The New York Attorney General’s office sees it differently. It cites multiple lawsuits that alleged that We The People had crossed the line from filing documents to practicing law without a license, and that clients had been harmed by the firm’s mishandling of documents.
We The People appeared to be riding high a decade ago when Dollar Financial Group offered $27 million to buy the company. Dollar Financial eventually cut its offer from $27 million to $12 million, but the Distenfields claim they saw little if any of that cash after lawsuits over the deal ended in a personal bankruptcy for Ira and Linda Distenfield in 2009.
Much has changed in the document-filing business since the Distenfields’ last venture.

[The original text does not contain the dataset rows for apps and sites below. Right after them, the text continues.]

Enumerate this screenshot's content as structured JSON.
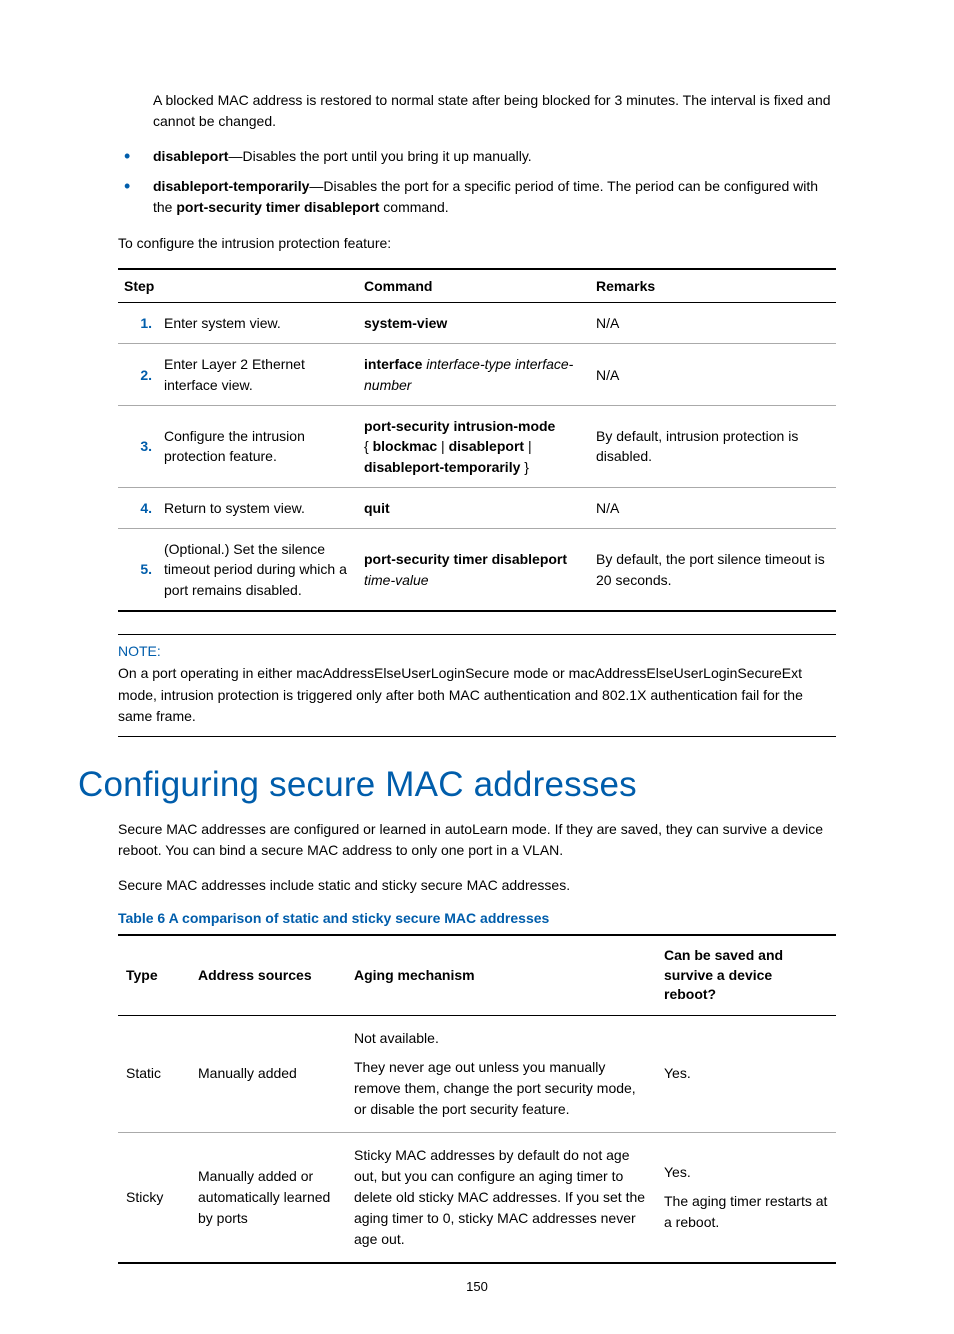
{
  "intro": {
    "blocked_mac": "A blocked MAC address is restored to normal state after being blocked for 3 minutes. The interval is fixed and cannot be changed."
  },
  "bullets": [
    {
      "term": "disableport",
      "desc": "—Disables the port until you bring it up manually."
    },
    {
      "term": "disableport-temporarily",
      "desc_pre": "—Disables the port for a specific period of time. The period can be configured with the ",
      "cmd": "port-security timer disableport",
      "desc_post": " command."
    }
  ],
  "configure_lead": "To configure the intrusion protection feature:",
  "steps_table": {
    "headers": {
      "step": "Step",
      "command": "Command",
      "remarks": "Remarks"
    },
    "rows": [
      {
        "num": "1.",
        "action": "Enter system view.",
        "cmd_bold": "system-view",
        "remarks": "N/A"
      },
      {
        "num": "2.",
        "action": "Enter Layer 2 Ethernet interface view.",
        "cmd_bold": "interface",
        "cmd_ital": " interface-type interface-number",
        "remarks": "N/A"
      },
      {
        "num": "3.",
        "action": "Configure the intrusion protection feature.",
        "cmd_l1": "port-security intrusion-mode",
        "cmd_l2_open": "{ ",
        "cmd_l2_b1": "blockmac",
        "cmd_l2_sep1": " | ",
        "cmd_l2_b2": "disableport",
        "cmd_l2_sep2": " | ",
        "cmd_l3_b": "disableport-temporarily",
        "cmd_l3_close": " }",
        "remarks": "By default, intrusion protection is disabled."
      },
      {
        "num": "4.",
        "action": "Return to system view.",
        "cmd_bold": "quit",
        "remarks": "N/A"
      },
      {
        "num": "5.",
        "action": "(Optional.) Set the silence timeout period during which a port remains disabled.",
        "cmd_bold": "port-security timer disableport",
        "cmd_ital": " time-value",
        "remarks": "By default, the port silence timeout is 20 seconds."
      }
    ]
  },
  "note": {
    "label": "NOTE:",
    "body": "On a port operating in either macAddressElseUserLoginSecure mode or macAddressElseUserLoginSecureExt mode, intrusion protection is triggered only after both MAC authentication and 802.1X authentication fail for the same frame."
  },
  "heading": "Configuring secure MAC addresses",
  "section_para1": "Secure MAC addresses are configured or learned in autoLearn mode. If they are saved, they can survive a device reboot. You can bind a secure MAC address to only one port in a VLAN.",
  "section_para2": "Secure MAC addresses include static and sticky secure MAC addresses.",
  "table_caption": "Table 6 A comparison of static and sticky secure MAC addresses",
  "compare_table": {
    "headers": {
      "type": "Type",
      "sources": "Address sources",
      "aging": "Aging mechanism",
      "reboot": "Can be saved and survive a device reboot?"
    },
    "rows": [
      {
        "type": "Static",
        "sources": "Manually added",
        "aging_l1": "Not available.",
        "aging_l2": "They never age out unless you manually remove them, change the port security mode, or disable the port security feature.",
        "reboot": "Yes."
      },
      {
        "type": "Sticky",
        "sources": "Manually added or automatically learned by ports",
        "aging": "Sticky MAC addresses by default do not age out, but you can configure an aging timer to delete old sticky MAC addresses. If you set the aging timer to 0, sticky MAC addresses never age out.",
        "reboot_l1": "Yes.",
        "reboot_l2": "The aging timer restarts at a reboot."
      }
    ]
  },
  "page_number": "150"
}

Massive online competitors have arisen. Glendale-based LegalZoom sold a chunk of its stock for $200 million to a European private equity firm in a deal that valued the document filing company at $425 million.
Meanwhile, the Distenfields have started several other ventures but have gravitated back to the legal documents business. “I’m not sure we ever left it. We did have a non-compete agreement. It expired, and we’re happy to fill a void that we think still exists,” Ira Distenfield told the Business Times.
After the We The People deal, the Distenfields bought into a company called PRstore. That company faced allegations from the California Department of Corporations that it misled investors about how much they could expect to earn from PRstore franchises. The Distenfields later resolved the complaint. Eventually the venture morphed into Marketing Express, or ME for short.
Ira and Linda filed for bankruptcy in 2009 after struggling with $5 million in liabilities, most of them related to debts from the legal fight over We The People. Ira Distenfield was sent to jail in Los Angeles County for contempt of court during one of the lawsuits involving an attorney who alleged that Ira Distenfield didn’t pay him.
Legal Docs by Me, the newest venture that was founded in 2012, has four locations: Santa Barbara and Camarillo in California, and Watertown and Syracuse in New York.
Ira Distenfield said that he and his wife only have ownership in the Santa Barbara location and that each location is owned separately.
“That’s an independently owned location. There’s no ownership by us whatsoever,” Ira Distenfield said of the Watertown location.
Secretary of State records in New York show a Legal Docs by Me of Watertown LLC, a New York entity with Derek Distenfield listed as its corporate contact. Legal Docs by Me of Syracuse LLC is registered in Delaware, where businesses are allowed to incorporate without revealing their owners.
In California, Legal Docs by Me Inc. is registered with a legal contact named George Sampanis, the owner of a construction company. It lists its corporate headquarters on State Street in Santa Barbara.
Ira Distenfield said that there were no trusts or other legal vehicles connecting his business in Santa Barbara to his son’s business in New York. He confirmed that his son was involved in We The People.
“After the company was sold back in 2005, Derek chose to walk across the street at that time and enlist in the Army. Now he is a captain in the U.S. Army. He completed three tours overseas” in Iraq and Afghanistan, Ira Distenfield said. “As he is transitioning out of the Army, what he chose to do was return to the family business started in 1989. He chose to open his first location in Watertown because he wanted to serve what he sees as an underserved market among military families. He wants to do it on his own, and I’m proud of him and applaud him.”
Ira Distenfield said his son followed the applicable rules in New York State for a document filing business by hiring a law firm to review and assent to the forms it uses. He said that Derek made only “one mistake — encroaching on the income of attorneys. Other than that, I think Derek has done a beautiful job covering the bases.”